Gould concludes her monograph by warning readers not to see the book’s narratives as remnants of apartheid. Instead, she notes, the foundations on which violent behaviour is built, are laid 10 to 20 years before their effects are felt, which brings me back to the detective car in 2012. The detectives I shadowed that day didn’t see any link between the attempted truck-hijacking and the teacher whipping students with his belt. In their eyes, the former was police business and the latter wasn’t. I experienced the same with patrol police in the area who incessantly stopped and searched teen-boys who should have been at school. But as long as the boys weren’t carrying weapons, the officers were happy to leave them to roam the streets. And yet the boy beaten by his teacher or roaming the streets without purpose today may become the truck-hijacker of tomorrow. If South Africa hopes to significantly reduce its very high levels of violent crime in the coming decades, it is precisely in the lack of supportive structures, and the violence committed against young people - especially boy children and young men - that the state needs to intervene. Fortunately, rollout of some relevant interventions is underway, but we need many more. 

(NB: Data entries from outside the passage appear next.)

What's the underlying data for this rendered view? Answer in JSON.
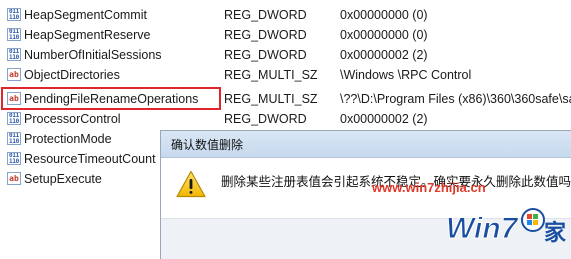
{
  "registry": {
    "rows": [
      {
        "icon": "binary-value-icon",
        "name": "HeapSegmentCommit",
        "type": "REG_DWORD",
        "data": "0x00000000 (0)"
      },
      {
        "icon": "binary-value-icon",
        "name": "HeapSegmentReserve",
        "type": "REG_DWORD",
        "data": "0x00000000 (0)"
      },
      {
        "icon": "binary-value-icon",
        "name": "NumberOfInitialSessions",
        "type": "REG_DWORD",
        "data": "0x00000002 (2)"
      },
      {
        "icon": "string-value-icon",
        "name": "ObjectDirectories",
        "type": "REG_MULTI_SZ",
        "data": "\\Windows \\RPC Control"
      },
      {
        "icon": "string-value-icon",
        "name": "PendingFileRenameOperations",
        "type": "REG_MULTI_SZ",
        "data": "\\??\\D:\\Program Files (x86)\\360\\360safe\\sa"
      },
      {
        "icon": "binary-value-icon",
        "name": "ProcessorControl",
        "type": "REG_DWORD",
        "data": "0x00000002 (2)"
      },
      {
        "icon": "binary-value-icon",
        "name": "ProtectionMode",
        "type": "",
        "data": ""
      },
      {
        "icon": "binary-value-icon",
        "name": "ResourceTimeoutCount",
        "type": "",
        "data": ""
      },
      {
        "icon": "string-value-icon",
        "name": "SetupExecute",
        "type": "",
        "data": ""
      }
    ],
    "icon_glyphs": {
      "string": "ab",
      "binary": "011\n110"
    },
    "highlight_color": "#e0262b"
  },
  "dialog": {
    "title": "确认数值删除",
    "message": "删除某些注册表值会引起系统不稳定。确实要永久删除此数值吗?",
    "icon": "warning-icon"
  },
  "watermark": {
    "url": "www.win7zhijia.cn",
    "logo_text_a": "Win7",
    "logo_text_b": "家",
    "url_color": "#e03a2b",
    "logo_color": "#1a4fa0"
  }
}
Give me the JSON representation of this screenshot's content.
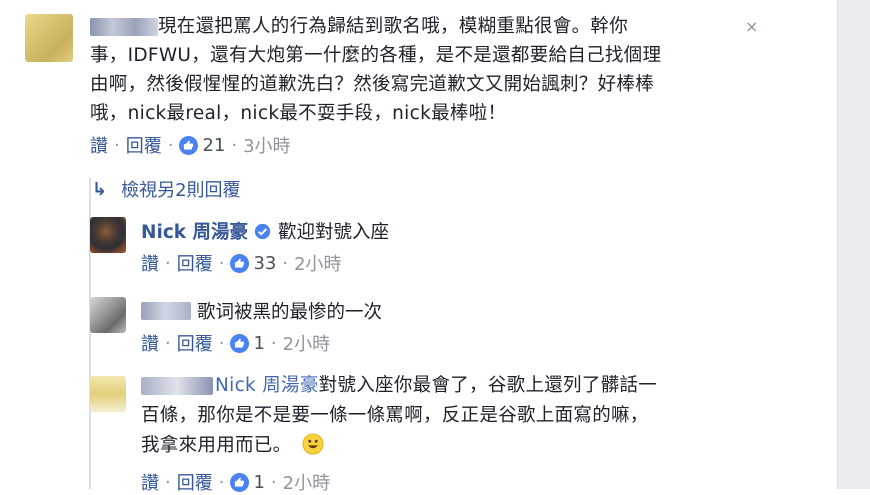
{
  "comments": {
    "c1": {
      "text_lines": [
        "現在還把罵人的行為歸結到歌名哦，模糊重點很會。幹你",
        "事，IDFWU，還有大炮第一什麼的各種，是不是還都要給自己找個理",
        "由啊，然後假惺惺的道歉洗白？然後寫完道歉文又開始諷刺？好棒棒",
        "哦，nick最real，nick最不耍手段，nick最棒啦！"
      ],
      "like_label": "讚",
      "reply_label": "回覆",
      "like_count": "21",
      "time": "3小時"
    },
    "view_more": "檢視另2則回覆",
    "r1": {
      "author": "Nick 周湯豪",
      "text": "歡迎對號入座",
      "like_label": "讚",
      "reply_label": "回覆",
      "like_count": "33",
      "time": "2小時"
    },
    "r2": {
      "text": "歌词被黑的最惨的一次",
      "like_label": "讚",
      "reply_label": "回覆",
      "like_count": "1",
      "time": "2小時"
    },
    "r3": {
      "mention": "Nick 周湯豪",
      "text_line1": "對號入座你最會了，谷歌上還列了髒話一",
      "text_line2": "百條，那你是不是要一條一條罵啊，反正是谷歌上面寫的嘛，",
      "text_line3": "我拿來用用而已。",
      "like_label": "讚",
      "reply_label": "回覆",
      "like_count": "1",
      "time": "2小時"
    }
  },
  "icons": {
    "close": "×",
    "reply_arrow": "↳"
  },
  "colors": {
    "link": "#365899",
    "like_blue": "#4a82f4",
    "muted": "#90949c"
  }
}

Yes, the men whose stories Gould shares are responsible for their actions, but so is a state which has failed to protect them from the structural violence that courses through almost every facet of South African life, like blood pumping through the adrenalin-drunk chest of an angry adolescent. Ending violence against women and children begins with our boys and young men, and with how all of us treat them.

- Andrew Faull, 9 December 2015